In the first three weeks of the spring semester, three GW students were hospitalized for alcohol-related illnesses, bringing the total to 25 this academic year, University administrators said.
The number of students hospitalized after becoming intoxicated last semester prompted students and faculty to consider preventative measures, said Senior Assistant Dean of Students Mike Walker.
“Unfortunately, we picked up where we left off,” Walker said.
As a result of the dramatic increase in student binge drinking from previous years, University officials have formed a task force made up of faculty and student leaders.
The mission of the task force is “to review GW’s responsibility to student alcohol use and abuse and to make recommendations regarding campus programs, policies and importance of related federal legislation,” Walker said.
The task force is considering the role solicitation from local bars and clubs plays in the misuse of alcohol, especially among underage students, he said.
Late last semester, some local bars and clubs that targeted GW students received violations from the city for serving underage drinkers and some closed down or closed their doors to people under age 21.
Candace Miller, who replaced Dana Henderson as manager of the Substance Abuse Prevention Center, said she wants to “challenge students to take a critical look at the alcohol messages they’re seeing or hearing.”
“I take a good 20 minutes every day taking down (alcohol-related) advertisements around campus,” she said.
She said colleges and universities around the country face serious drinking problems.
“It’s definitely a problem because (alcohol abuse) affects so many aspects of a student’s life,” Miller said. “The No. 1 reason students drop out is because of alcohol abuse.”
GW is no exception to the drinking culture pervading U.S. colleges and universities, she said.
“What I would suspect is the 22 were a minimum of occurrences,” said Vice President of Student and Academic Support Services Robert Chernak. “That number is only those students treated in a GW facility.
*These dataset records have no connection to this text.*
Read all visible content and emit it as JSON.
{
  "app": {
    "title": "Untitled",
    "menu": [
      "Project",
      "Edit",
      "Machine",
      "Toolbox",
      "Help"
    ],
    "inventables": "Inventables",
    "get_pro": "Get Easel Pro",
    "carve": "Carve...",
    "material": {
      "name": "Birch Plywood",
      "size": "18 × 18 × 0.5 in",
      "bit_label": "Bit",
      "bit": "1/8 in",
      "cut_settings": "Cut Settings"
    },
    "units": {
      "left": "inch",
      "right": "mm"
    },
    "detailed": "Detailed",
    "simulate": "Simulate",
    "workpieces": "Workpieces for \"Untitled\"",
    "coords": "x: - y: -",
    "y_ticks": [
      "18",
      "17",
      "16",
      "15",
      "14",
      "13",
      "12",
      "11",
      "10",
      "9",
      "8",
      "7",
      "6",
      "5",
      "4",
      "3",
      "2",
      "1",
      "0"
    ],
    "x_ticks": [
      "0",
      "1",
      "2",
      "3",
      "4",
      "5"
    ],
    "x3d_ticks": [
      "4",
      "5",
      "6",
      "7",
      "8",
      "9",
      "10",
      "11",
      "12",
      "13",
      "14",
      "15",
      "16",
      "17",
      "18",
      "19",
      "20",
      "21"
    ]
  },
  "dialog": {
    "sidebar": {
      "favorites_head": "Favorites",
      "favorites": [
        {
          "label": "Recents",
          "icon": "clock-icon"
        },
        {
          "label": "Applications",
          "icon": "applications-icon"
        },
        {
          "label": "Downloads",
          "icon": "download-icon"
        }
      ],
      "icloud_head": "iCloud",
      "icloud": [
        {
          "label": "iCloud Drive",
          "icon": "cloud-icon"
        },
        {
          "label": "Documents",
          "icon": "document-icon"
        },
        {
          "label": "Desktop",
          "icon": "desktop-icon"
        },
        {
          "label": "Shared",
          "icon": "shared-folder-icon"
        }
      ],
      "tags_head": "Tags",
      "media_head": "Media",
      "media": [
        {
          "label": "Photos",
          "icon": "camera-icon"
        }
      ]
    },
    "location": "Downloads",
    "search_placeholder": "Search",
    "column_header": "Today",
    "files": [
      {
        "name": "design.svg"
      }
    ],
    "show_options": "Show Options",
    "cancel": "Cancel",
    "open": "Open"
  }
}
I would not limit the number to 22.”
Chernak said GW officials cannot quantify the number of students who became inebriated and stayed in so-called “safe houses,” places where friends watch the intoxicated student without risking punishment for violating the alcohol policy.
Last year, a student at the Massachusetts Institute of Technology died in a “safe house” after abusing alcohol at a fraternity event. His parents recently appeared on ABC’s “20/20” to urge other parents to take action. Some GW parents say their greatest fear is losing their child to a “safe house.”
“One of the important things to remember is once (students) get drunk, they’re afraid to return to (residence halls) because of retribution, so they stay at some hole in the wall,” said a GW father who asked not to be identified. “They’re in the gravest danger during that time and often it’s semi-inebriated people caring for them.”
Chernak agreed that punishment scares many students.
“You don’t want punishment to be so punitive that students don’t get help if they need it,” he said.
He said the task force will consider student opinion when it makes final recommendations to the University.
A GW mother, who also asked not to be identified, said the recent federal legislation, which gives colleges and universities permission to contact parents when their child has violated alcohol-related rules, is important because parents should know what their child is doing.
The mother said parents need to remain involved in their child’s life even after they have left home for college.
Walker said the task force will look at the federal legislation to determine which violations are worthy of parental intervention. Currently, University officials call parents if their child has been hospitalized for abusing alcohol.
Walker said the task force will continue to meet until it considers the measures necessary to prevent students from abusing alcohol.
“We don’t want to be the next institution to lose a student,” Walker said.